- Avoid being caught off guard by federal enforcement actions. Continue to review compliance data and related records and be prepared for site investigations. If your company is already involved in federal settlement negotiations, keep the lines of communications open with federal regulators about how the change in administration might affect those negotiations.
- Stay informed on rule or policy changes that could impact your industry. If your company has pending projects being completed under existing rules and regulations, be aware that the applicable requirements might change. If final permits have been issued, new regulations should not affect those permits.
- Be prepared for a more aggressive emphasis on environmental justice. Facilities that operate in or near vulnerable communities may face greater scrutiny. Expect increased community involvement on issues and agency actions that impact facilities in those communities. Take a proactive approach to maintain positive community relations.
- Keep an eye out for opportunities to benefit from climate change goals. The Biden administration’s climate change agenda calls for significant investments in infrastructure, renewable energy, energy efficiency, and cleaner vehicles.

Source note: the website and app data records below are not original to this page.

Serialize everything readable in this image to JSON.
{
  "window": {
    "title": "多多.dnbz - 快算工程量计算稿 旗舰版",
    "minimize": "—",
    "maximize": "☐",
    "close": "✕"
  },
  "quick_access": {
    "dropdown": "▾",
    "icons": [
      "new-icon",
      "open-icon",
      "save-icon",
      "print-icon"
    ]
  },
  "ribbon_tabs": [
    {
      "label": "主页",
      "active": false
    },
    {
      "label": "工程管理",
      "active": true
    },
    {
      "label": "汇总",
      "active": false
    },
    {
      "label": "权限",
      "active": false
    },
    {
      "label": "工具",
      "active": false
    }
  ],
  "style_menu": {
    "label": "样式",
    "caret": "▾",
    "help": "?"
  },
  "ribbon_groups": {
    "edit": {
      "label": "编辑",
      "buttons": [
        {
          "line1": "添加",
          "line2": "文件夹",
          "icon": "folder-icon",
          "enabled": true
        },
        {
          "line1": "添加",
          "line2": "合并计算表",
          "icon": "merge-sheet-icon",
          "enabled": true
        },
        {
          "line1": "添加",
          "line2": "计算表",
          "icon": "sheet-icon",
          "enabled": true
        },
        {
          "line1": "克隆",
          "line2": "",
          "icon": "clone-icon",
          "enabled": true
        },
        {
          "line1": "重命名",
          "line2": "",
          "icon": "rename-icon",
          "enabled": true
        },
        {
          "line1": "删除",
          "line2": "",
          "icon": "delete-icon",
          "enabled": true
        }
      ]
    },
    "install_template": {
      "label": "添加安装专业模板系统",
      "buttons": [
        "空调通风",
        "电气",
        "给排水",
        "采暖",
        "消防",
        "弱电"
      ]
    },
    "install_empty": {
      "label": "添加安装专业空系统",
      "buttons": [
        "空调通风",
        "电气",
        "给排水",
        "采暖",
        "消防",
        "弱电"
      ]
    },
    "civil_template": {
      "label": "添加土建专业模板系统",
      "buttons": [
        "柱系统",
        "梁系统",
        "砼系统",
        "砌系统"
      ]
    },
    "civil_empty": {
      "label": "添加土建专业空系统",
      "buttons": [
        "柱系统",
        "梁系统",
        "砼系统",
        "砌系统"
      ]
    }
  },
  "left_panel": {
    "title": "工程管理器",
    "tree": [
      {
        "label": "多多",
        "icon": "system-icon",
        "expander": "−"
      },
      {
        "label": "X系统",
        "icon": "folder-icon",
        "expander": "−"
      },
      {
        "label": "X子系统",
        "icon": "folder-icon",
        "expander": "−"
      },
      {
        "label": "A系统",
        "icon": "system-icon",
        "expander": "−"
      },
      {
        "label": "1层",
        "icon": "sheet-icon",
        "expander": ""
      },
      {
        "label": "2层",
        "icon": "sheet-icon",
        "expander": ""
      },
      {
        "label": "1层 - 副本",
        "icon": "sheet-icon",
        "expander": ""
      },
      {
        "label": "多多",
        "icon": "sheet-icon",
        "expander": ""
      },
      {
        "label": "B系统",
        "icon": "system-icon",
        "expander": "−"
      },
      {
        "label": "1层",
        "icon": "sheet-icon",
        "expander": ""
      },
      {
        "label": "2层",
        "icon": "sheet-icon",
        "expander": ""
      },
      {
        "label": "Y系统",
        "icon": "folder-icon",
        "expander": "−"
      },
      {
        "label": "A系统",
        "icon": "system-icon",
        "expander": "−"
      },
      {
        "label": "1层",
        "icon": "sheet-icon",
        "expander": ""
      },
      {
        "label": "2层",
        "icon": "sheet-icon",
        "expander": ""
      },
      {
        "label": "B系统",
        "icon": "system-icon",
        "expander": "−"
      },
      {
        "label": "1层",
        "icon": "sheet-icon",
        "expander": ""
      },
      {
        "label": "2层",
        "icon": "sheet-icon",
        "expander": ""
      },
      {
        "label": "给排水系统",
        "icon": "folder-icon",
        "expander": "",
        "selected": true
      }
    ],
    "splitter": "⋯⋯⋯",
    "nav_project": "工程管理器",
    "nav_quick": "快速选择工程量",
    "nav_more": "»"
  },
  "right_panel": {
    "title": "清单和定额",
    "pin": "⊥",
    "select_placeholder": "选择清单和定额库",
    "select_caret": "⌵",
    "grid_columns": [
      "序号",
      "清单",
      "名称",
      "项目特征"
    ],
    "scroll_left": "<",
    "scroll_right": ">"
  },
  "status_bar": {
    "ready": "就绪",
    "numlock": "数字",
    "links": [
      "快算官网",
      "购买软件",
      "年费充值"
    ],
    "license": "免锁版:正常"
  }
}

Tax benefits and other programs may reward companies whose products and operations advance the administration’s climate change goals.